The film then takes us to a New York City apartment building where a young woman named Maria (Terri Messina) often argues with her overbearing mother. On this particular day, Maria’s mother expresses her disapproval of her daughter’s friendship with another tenant of the building, a prostitute named Eileen. After Maria storms out she encounters Pop (Billy M Greene) who starts to tell Maria stories of previous tenants of the building.
First he tells her about a young couple, Frankie (Martin Horsey) and Johnnie (Mansfield). These two met at a local dance (which we see as a flashback within the flashback), then get married, and basically grow bored with each other. The two sit out on the fire escape talking about…well…nothing important. And then they talk some more and then they talk some more…and nothing really happens. Pops then explains that the two split up and Johnnie changed her name to Mae and stayed in the building.
Then pops weaves the story of another couple, Flo (Dorothy Keller) and Charley (Fabian Dean). We see them start to become romantically involved, but then Mae (Mansfield, now with a black wig), stops by and spills her guts to Charley that she is pregnant without the father around. So good-hearted Charley asks her to marry him. But he changes his mind, marries Flo, and the next thing we know Mae is now the prostitute Eileen (still Mansfield…blonde again). Now we are treated to a long scene where she talks with a guy named Billy (Walter Gregg) who desperately wants to marry her.
Single Room Furnished was based on a play and it shows. Nothing really happens during the film, there’s just a lot talking. Now don’t get me wrong, I’m not saying you have to have car chases or blow up Death Stars to have a good movie. You can have the actors talk till their tongues fall out for all I care, but it’s nice if there’s a point to the whole thing. In this film, however, everything feels so disjointed.

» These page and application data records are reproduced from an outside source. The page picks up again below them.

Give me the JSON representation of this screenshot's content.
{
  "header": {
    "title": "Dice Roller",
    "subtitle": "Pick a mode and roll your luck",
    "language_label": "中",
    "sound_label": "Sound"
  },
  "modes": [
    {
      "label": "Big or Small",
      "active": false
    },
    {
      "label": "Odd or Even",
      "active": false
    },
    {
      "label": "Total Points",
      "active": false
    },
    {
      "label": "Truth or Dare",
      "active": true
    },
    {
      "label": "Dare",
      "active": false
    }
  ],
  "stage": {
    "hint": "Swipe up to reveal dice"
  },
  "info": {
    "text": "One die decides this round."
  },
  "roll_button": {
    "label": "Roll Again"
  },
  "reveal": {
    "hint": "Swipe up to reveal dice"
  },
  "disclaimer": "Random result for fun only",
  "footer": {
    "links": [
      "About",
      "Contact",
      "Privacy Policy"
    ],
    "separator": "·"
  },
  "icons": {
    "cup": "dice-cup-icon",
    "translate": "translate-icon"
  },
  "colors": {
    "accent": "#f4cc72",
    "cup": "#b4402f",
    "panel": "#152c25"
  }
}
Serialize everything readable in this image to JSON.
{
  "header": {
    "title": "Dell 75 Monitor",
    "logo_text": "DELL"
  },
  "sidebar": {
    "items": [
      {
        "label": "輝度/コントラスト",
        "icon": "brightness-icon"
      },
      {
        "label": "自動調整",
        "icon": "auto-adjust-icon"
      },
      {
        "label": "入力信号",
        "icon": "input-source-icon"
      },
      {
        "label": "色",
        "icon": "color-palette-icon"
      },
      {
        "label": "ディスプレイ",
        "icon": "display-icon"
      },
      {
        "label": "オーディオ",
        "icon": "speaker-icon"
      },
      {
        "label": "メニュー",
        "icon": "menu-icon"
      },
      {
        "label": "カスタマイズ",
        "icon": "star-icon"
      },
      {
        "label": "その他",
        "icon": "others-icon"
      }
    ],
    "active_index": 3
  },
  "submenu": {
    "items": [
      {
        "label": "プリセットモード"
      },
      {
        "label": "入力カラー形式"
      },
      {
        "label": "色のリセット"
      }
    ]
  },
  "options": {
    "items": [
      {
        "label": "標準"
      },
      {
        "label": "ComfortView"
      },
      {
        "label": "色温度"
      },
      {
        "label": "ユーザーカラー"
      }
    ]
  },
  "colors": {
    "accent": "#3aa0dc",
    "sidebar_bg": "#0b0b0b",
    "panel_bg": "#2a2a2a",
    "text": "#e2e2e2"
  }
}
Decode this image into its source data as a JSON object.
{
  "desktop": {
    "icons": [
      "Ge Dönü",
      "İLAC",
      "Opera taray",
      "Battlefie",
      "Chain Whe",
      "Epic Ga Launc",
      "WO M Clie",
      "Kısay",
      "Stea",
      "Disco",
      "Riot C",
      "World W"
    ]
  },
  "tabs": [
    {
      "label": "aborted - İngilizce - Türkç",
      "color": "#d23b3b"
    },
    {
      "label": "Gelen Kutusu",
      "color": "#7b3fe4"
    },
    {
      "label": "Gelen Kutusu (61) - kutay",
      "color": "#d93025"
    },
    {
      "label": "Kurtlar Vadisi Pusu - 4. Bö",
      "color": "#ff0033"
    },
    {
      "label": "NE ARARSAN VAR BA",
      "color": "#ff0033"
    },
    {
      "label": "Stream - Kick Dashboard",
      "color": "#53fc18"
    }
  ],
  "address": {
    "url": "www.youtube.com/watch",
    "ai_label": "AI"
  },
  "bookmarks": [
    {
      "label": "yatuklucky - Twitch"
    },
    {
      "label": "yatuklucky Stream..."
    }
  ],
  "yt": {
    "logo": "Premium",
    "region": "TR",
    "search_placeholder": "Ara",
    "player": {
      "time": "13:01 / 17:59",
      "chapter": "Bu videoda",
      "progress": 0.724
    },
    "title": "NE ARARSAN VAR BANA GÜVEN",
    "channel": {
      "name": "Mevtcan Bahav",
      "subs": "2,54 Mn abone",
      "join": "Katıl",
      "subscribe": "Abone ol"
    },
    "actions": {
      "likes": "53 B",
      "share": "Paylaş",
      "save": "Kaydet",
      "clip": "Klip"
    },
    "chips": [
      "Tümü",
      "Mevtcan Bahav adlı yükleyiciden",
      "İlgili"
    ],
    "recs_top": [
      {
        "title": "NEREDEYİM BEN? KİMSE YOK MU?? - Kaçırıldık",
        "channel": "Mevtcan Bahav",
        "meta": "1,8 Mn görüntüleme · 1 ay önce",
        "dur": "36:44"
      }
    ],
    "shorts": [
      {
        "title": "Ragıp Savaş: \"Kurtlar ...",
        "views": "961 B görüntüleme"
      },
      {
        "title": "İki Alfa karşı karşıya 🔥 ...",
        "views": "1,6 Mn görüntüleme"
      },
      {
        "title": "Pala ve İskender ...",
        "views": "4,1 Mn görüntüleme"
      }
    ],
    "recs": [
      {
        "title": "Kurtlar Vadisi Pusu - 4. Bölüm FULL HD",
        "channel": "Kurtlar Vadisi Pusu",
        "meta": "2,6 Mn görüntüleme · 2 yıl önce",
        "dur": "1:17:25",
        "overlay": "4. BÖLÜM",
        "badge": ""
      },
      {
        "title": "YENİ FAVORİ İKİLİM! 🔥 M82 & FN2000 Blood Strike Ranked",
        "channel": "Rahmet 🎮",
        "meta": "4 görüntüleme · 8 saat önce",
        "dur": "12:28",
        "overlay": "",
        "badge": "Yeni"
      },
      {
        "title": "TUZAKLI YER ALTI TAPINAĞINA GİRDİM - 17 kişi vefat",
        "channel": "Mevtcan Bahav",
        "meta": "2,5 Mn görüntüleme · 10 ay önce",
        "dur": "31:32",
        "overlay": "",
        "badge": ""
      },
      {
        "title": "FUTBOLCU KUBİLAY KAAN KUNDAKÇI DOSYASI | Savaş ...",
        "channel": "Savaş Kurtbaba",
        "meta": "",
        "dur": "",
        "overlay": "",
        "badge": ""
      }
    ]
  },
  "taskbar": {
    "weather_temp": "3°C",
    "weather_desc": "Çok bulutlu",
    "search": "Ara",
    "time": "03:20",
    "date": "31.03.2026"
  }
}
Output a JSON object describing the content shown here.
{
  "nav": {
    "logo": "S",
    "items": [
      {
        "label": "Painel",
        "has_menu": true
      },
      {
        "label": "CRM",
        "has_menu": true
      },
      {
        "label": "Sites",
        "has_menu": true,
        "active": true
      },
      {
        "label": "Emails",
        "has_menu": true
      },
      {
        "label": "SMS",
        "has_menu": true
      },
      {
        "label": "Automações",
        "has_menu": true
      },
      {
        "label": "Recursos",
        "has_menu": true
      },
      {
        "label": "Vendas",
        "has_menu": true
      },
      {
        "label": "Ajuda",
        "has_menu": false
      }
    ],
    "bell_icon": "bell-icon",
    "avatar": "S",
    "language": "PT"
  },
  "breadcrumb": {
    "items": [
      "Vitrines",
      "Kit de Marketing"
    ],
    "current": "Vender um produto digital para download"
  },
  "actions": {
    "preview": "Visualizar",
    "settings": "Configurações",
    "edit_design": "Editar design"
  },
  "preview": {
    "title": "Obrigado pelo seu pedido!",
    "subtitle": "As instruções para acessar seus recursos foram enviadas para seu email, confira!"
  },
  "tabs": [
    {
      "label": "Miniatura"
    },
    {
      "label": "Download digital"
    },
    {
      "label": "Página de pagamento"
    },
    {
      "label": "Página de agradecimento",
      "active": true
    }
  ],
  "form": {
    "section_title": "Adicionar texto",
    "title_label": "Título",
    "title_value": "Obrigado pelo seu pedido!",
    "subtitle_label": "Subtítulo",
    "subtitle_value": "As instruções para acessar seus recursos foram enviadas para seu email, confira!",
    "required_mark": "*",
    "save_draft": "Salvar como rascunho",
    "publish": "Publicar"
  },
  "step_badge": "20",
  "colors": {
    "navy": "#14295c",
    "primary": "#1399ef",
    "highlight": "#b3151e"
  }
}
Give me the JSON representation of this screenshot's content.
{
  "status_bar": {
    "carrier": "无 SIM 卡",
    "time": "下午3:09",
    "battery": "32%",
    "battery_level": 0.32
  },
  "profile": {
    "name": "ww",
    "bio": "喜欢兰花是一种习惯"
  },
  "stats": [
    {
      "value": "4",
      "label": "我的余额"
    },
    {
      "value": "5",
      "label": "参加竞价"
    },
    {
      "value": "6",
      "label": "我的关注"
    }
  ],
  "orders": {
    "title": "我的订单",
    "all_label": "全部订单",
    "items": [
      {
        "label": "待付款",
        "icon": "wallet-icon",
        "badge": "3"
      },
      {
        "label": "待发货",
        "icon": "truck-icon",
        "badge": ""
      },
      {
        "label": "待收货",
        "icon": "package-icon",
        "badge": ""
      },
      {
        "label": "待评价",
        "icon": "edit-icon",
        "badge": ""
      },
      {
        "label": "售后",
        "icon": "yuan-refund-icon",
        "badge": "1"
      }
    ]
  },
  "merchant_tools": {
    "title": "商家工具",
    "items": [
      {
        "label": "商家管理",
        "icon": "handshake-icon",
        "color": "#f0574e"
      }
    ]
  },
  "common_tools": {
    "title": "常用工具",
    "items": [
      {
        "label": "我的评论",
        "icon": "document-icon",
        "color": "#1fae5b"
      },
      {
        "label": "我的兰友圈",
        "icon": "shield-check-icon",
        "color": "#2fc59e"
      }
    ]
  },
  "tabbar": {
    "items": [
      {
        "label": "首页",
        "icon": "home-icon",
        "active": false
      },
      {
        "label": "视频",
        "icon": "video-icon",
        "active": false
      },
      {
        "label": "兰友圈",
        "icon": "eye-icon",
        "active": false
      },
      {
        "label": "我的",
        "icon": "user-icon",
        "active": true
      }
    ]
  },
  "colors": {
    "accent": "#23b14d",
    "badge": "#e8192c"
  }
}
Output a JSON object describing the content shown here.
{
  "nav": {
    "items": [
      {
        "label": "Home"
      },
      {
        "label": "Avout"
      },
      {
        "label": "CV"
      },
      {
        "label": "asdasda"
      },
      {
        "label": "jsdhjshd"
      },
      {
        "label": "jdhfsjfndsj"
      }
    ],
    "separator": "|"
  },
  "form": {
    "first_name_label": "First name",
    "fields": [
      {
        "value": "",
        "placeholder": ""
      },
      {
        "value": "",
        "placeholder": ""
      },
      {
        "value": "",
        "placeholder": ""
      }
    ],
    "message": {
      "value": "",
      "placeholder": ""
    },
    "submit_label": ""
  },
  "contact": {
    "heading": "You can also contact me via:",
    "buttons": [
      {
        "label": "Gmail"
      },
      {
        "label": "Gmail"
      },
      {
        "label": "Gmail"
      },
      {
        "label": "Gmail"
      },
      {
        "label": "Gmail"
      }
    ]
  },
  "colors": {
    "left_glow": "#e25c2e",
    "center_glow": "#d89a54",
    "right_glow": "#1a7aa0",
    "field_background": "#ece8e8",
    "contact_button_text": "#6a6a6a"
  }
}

The way the story, if we can call it that, is structured is poorly laid out…with flashback upon flashback upon flashback. It also doesn’t help that the dialogue is about as pretentious as they come.
The middle section of the film, where we focus on Flo and Charley, especially sticks out like a sore thumb. We spend a good 15 to 20 minutes without any sign of Jayne Mansfield. It takes way too long for the connection between these two and Mansfield’s character to present itself. The sad part is, Flo and Charley are probably the most interesting characters in film. The whole movie should’ve just been about them.
Despite the big problems with story and general structure of the film, I was pleasantly surprised with Jayne Mansfield’s performance…or should I say “performances.” She is essentially playing three different characters, even though it is the same woman reinventing herself over time. She changes her look, her voice, her demeanor…it’s actually quite effective. Though the film doesn’t really say so, by the end of the film I saw Mansfield’s character as a person with a multiple personality disorder. By the time she starts calling her boyfriend “MONKEY!!” toward the end of the film, it becomes pretty obvious that there’s something wrong with her.
I guess Mr. Winchell’s introduction for Single Room Furnished ends up having some degree of truth to it. I do think this is one of Jayne Mansfield’s stronger performances, at least when it comes to drama. It’s just too bad that it’s done in the service of a script that’s so corny and pointless.